Both the British Psychological Association and the U.S. National Institute of Mental Health have instigated a new method of researching mental illness. In the past, researchers were driven by biologically diagnostic categorization drawing a sharp distinction between those who are ill and those who are well. This approach failed to find any clear biological distinction between such illnesses as depression, schizophrenia and PTSD. The report by the British Psychological Association says there is no strict dividing line between psychosis and normal experience and defining people by a devastating label does not help them.

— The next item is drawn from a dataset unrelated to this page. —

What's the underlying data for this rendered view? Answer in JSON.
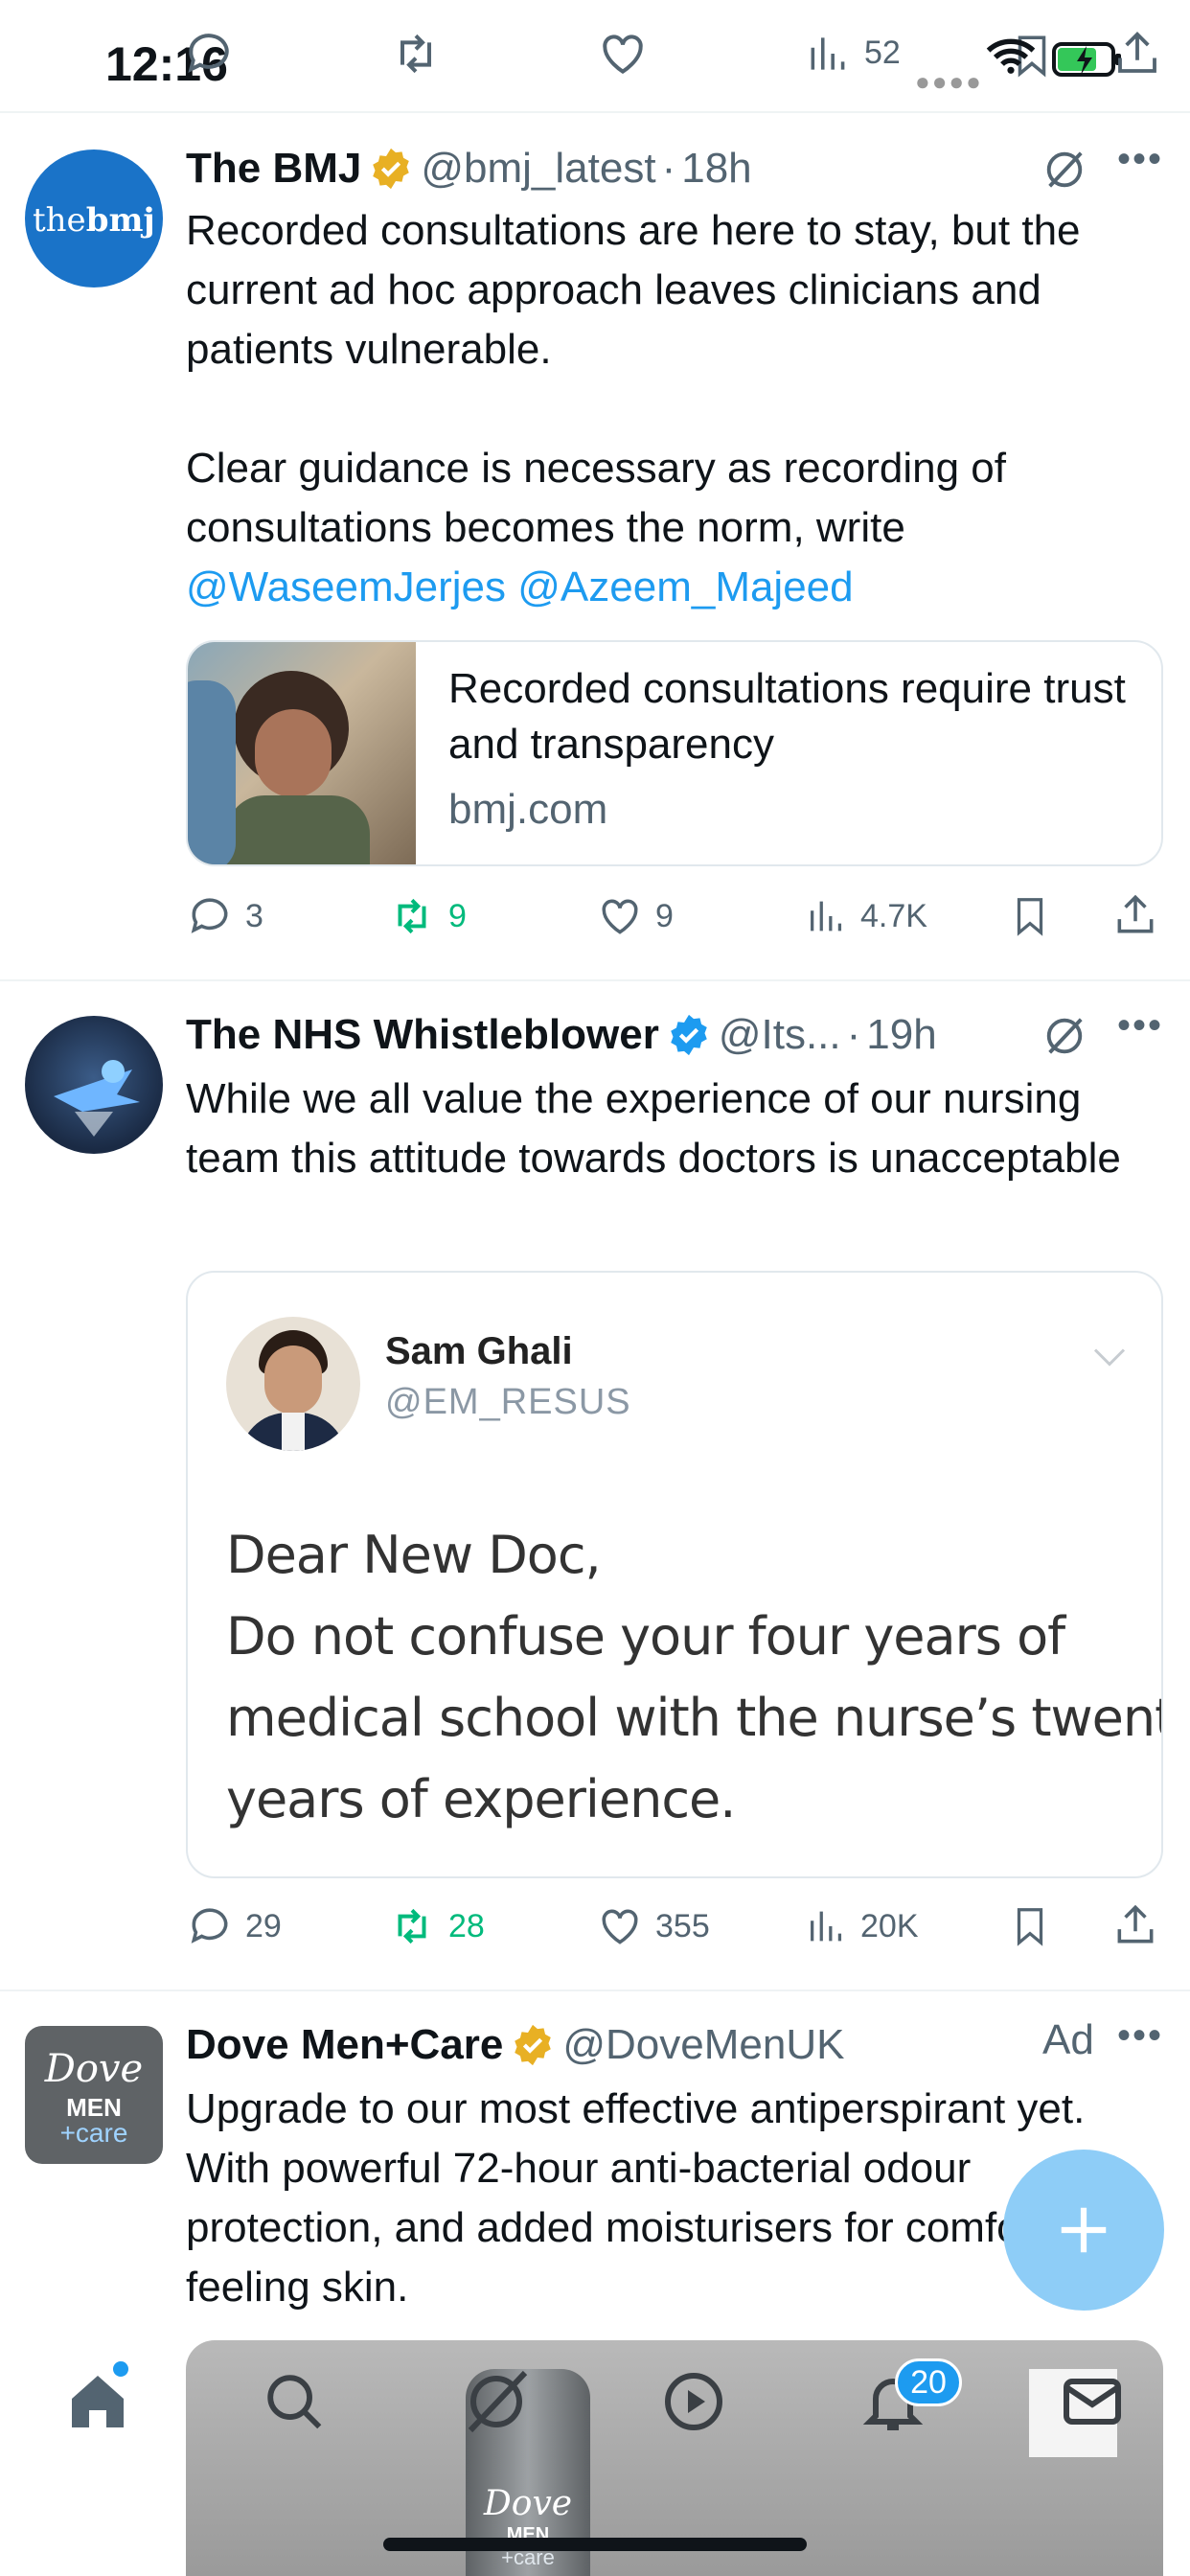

The NIMH is redesigning its research to examine neuroscientific structures (genes, cells, brain circuits) instead of just people’s behavior. An example is that researchers will no longer study people with anxiety, they will study fear circuitry. They are finding that illness is caused not only by brain deficits but also by abuse, deprivation and social inequality which alter the way the brain behaves. These suggestions are not new to eco-psychologists who cite environmental and cultural factors like poverty that contribute to mental illness.
As T. M. Luhrmann states in his January 18th New York Times Opinion piece, this rethinking will have worldwide consequences. As I have written before, The World Health Organization estimates that 1 in 4 people will have an episode of mental illness in their lifetime. “Mental and behavioral problems are the biggest single cause of disability on the planet.” Anti-psychotic medications, although sometimes helpful for severe symptoms, have not corrected the underlying biological abnormality of mental illness. We know that people are relieved from suffering when they are able to talk about their experiences in detail and have help making sense of what has happened to them. In other words, when they have help making meaning of their lives.